(Source records)
· · · · ·

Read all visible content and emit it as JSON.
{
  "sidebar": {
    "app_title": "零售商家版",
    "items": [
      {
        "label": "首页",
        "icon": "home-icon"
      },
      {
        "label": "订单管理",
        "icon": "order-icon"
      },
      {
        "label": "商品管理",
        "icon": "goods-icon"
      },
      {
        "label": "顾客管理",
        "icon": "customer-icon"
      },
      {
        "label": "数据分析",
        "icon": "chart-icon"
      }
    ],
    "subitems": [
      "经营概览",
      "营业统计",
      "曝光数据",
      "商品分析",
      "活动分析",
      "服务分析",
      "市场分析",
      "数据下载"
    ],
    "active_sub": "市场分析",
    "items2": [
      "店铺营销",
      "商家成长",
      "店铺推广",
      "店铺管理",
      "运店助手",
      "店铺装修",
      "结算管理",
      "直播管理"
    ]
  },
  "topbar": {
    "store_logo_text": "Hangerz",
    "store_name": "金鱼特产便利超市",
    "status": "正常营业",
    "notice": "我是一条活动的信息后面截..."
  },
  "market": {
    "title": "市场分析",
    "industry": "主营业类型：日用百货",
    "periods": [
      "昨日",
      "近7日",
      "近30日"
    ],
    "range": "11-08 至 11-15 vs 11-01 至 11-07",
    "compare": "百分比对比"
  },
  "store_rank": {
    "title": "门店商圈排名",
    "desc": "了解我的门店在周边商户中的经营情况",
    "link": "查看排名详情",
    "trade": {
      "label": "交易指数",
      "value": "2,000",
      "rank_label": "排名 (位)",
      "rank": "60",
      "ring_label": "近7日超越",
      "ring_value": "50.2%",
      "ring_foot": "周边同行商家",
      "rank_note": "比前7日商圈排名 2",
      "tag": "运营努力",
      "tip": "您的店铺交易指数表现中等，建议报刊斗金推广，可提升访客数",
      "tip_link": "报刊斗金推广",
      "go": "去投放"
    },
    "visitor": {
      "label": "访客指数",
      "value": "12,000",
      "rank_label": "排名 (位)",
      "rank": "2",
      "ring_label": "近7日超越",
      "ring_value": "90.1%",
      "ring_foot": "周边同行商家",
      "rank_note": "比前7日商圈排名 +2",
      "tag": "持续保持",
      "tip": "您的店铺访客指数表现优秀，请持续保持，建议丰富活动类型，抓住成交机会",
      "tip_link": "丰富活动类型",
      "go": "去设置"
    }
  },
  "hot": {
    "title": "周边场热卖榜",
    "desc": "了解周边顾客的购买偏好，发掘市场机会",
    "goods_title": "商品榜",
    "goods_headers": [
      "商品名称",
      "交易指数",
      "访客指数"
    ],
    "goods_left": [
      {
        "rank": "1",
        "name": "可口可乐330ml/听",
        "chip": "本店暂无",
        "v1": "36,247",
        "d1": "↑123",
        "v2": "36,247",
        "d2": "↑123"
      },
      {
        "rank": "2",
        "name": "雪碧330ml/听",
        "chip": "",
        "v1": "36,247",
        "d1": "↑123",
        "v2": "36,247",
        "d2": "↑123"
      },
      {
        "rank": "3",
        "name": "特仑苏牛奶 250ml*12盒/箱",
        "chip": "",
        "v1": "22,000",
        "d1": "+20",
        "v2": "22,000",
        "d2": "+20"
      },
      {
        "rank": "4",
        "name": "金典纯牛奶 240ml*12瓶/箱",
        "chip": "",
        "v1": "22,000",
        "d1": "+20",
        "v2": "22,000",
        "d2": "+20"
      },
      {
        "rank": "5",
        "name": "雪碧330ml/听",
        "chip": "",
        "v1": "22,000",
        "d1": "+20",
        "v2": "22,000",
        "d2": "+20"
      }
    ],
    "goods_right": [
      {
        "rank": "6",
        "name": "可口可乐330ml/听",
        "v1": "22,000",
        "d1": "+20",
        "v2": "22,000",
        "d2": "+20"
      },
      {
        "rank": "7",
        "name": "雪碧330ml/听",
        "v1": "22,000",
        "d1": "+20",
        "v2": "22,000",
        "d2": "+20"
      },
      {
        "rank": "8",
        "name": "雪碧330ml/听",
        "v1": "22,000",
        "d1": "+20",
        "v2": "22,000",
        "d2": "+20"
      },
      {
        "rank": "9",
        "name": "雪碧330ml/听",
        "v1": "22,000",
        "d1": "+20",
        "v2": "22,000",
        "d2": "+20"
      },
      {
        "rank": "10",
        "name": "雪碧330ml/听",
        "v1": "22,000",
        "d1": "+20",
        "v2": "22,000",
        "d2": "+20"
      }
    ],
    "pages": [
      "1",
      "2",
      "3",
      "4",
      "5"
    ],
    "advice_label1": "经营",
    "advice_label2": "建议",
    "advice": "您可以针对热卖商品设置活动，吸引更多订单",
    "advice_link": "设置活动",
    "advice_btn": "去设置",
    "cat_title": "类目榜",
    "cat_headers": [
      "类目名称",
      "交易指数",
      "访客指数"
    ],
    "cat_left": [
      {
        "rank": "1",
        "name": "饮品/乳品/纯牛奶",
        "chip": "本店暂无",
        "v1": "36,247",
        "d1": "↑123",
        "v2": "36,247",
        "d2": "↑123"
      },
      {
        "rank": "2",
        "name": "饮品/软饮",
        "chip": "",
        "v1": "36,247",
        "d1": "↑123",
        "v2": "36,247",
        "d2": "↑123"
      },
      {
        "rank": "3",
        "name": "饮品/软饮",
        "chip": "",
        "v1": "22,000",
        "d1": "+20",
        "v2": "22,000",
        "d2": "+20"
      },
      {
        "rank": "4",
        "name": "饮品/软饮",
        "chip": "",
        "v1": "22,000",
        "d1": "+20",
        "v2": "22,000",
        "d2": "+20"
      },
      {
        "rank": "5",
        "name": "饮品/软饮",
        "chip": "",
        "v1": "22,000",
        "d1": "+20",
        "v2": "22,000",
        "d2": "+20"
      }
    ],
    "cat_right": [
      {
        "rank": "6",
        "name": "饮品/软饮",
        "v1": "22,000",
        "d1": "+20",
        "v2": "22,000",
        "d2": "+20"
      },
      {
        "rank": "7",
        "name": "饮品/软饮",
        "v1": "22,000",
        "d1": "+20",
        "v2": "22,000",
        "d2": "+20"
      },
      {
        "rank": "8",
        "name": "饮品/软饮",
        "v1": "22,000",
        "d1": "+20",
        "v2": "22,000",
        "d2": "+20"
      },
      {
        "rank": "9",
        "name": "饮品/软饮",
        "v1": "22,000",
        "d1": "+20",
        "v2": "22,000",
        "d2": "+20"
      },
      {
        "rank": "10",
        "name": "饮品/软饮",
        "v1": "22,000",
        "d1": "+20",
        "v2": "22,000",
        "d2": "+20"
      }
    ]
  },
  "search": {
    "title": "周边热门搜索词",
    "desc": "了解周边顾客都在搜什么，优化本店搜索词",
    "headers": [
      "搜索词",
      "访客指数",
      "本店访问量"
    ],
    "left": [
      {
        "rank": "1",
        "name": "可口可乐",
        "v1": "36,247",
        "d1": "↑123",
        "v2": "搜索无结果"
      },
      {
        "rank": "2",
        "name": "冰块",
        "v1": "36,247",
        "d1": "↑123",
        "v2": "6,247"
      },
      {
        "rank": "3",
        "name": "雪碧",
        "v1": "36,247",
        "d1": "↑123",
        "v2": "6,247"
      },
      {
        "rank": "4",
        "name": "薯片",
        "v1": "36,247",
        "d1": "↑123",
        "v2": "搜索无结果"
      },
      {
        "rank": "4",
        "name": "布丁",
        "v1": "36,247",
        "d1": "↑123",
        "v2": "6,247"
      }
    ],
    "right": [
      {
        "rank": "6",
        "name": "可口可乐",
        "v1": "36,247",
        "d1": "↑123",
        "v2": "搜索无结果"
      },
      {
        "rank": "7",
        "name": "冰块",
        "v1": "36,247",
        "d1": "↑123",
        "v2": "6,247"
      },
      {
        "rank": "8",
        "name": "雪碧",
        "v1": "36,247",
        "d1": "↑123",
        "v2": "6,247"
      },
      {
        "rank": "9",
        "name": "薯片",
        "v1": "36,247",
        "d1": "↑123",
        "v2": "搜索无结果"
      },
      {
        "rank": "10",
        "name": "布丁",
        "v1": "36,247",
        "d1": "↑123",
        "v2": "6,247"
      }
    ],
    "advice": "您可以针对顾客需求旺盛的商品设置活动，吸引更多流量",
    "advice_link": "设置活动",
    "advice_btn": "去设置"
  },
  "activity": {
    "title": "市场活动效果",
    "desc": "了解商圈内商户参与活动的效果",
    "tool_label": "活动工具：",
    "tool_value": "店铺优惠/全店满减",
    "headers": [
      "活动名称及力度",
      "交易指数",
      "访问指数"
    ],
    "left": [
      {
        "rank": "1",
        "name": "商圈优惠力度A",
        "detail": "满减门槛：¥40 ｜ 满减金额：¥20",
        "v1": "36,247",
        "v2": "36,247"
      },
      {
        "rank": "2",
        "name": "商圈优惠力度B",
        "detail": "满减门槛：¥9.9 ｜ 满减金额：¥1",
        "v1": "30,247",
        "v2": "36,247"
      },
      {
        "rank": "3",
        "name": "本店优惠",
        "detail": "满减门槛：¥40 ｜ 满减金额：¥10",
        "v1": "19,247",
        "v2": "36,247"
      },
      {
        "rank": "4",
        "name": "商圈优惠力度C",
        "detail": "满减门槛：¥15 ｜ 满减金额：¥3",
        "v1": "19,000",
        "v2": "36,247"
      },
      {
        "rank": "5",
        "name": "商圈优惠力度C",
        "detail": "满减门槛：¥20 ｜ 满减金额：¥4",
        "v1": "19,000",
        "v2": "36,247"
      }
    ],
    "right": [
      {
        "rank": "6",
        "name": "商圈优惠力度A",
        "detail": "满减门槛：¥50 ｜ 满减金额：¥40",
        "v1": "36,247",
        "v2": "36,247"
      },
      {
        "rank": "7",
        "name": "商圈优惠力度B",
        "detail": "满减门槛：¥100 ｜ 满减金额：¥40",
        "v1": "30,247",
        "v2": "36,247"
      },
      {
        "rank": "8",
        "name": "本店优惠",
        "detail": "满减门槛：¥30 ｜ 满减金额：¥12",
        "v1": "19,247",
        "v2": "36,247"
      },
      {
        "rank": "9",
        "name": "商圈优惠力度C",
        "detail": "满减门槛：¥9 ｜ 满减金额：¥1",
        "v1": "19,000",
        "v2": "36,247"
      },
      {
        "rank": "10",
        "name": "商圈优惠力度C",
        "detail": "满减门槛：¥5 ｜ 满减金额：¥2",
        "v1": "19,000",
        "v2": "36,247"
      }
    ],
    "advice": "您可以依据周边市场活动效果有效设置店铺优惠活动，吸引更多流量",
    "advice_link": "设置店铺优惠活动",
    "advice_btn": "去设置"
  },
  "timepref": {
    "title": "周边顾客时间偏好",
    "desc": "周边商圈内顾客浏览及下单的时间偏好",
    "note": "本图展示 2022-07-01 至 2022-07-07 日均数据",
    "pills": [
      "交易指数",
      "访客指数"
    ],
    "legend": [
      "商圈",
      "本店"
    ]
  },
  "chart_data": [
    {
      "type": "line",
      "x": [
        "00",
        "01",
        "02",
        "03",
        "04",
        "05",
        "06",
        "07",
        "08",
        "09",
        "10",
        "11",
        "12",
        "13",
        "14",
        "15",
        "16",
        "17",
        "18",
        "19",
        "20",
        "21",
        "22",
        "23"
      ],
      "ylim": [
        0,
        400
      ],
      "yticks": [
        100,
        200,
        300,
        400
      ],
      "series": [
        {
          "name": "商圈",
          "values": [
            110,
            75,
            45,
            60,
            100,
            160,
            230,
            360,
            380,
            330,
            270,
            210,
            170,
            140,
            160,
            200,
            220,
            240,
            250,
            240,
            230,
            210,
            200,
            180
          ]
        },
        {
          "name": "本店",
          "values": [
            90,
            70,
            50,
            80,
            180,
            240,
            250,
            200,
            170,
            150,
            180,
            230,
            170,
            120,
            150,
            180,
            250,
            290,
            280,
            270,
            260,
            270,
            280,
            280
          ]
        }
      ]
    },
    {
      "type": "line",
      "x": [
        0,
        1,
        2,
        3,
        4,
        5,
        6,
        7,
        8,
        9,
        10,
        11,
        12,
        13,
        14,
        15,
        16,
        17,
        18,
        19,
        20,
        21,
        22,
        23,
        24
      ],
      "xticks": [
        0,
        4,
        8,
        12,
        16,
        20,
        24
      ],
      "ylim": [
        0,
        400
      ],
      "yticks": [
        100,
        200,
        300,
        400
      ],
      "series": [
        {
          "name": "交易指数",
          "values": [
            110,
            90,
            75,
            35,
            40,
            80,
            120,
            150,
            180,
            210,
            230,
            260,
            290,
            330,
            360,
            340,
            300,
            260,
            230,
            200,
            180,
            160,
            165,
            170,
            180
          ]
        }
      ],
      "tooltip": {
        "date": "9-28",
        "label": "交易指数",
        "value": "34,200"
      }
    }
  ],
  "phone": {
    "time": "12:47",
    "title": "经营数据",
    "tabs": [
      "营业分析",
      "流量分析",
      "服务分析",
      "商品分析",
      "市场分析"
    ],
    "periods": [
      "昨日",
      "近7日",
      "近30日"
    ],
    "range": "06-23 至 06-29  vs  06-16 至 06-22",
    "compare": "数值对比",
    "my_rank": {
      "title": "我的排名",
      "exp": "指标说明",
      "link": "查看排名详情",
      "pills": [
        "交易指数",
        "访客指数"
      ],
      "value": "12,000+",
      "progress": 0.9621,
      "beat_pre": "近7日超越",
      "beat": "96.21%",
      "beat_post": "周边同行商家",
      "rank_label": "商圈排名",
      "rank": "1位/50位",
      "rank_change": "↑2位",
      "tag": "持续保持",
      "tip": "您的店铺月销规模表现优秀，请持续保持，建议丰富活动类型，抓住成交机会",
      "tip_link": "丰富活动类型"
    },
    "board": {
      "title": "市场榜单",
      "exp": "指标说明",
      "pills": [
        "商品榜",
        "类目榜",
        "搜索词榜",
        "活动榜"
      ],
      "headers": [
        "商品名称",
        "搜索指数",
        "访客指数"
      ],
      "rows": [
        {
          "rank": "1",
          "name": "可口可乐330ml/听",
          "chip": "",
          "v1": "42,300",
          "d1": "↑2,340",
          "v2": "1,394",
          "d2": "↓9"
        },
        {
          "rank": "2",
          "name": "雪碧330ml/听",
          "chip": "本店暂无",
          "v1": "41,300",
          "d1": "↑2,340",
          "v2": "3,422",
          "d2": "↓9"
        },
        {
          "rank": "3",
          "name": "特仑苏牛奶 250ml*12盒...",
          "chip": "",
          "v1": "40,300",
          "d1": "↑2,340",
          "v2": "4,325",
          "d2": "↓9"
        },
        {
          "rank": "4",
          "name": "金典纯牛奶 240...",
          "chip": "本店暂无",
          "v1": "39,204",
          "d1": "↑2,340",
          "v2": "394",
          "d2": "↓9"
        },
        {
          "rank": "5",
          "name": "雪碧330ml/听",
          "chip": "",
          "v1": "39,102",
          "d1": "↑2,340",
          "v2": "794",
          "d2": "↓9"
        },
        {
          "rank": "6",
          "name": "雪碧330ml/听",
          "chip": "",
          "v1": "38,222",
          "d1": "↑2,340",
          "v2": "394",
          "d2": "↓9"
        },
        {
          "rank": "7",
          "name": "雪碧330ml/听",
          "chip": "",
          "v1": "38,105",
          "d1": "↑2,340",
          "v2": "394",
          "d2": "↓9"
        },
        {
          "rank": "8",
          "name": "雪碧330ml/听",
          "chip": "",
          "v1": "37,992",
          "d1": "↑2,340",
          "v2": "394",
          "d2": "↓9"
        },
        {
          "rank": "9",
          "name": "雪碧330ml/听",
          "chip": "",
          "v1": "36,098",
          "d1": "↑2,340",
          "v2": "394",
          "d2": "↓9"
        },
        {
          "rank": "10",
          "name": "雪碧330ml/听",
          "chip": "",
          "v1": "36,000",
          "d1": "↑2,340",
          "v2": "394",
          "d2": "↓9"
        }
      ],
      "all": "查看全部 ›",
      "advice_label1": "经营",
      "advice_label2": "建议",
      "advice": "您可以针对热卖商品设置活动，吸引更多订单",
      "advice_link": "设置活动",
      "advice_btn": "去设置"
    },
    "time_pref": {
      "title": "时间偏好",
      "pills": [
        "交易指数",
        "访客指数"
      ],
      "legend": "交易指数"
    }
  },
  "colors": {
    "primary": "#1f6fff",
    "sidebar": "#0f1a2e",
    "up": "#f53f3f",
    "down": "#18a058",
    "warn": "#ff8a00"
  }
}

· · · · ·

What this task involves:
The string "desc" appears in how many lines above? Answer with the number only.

Reply:
5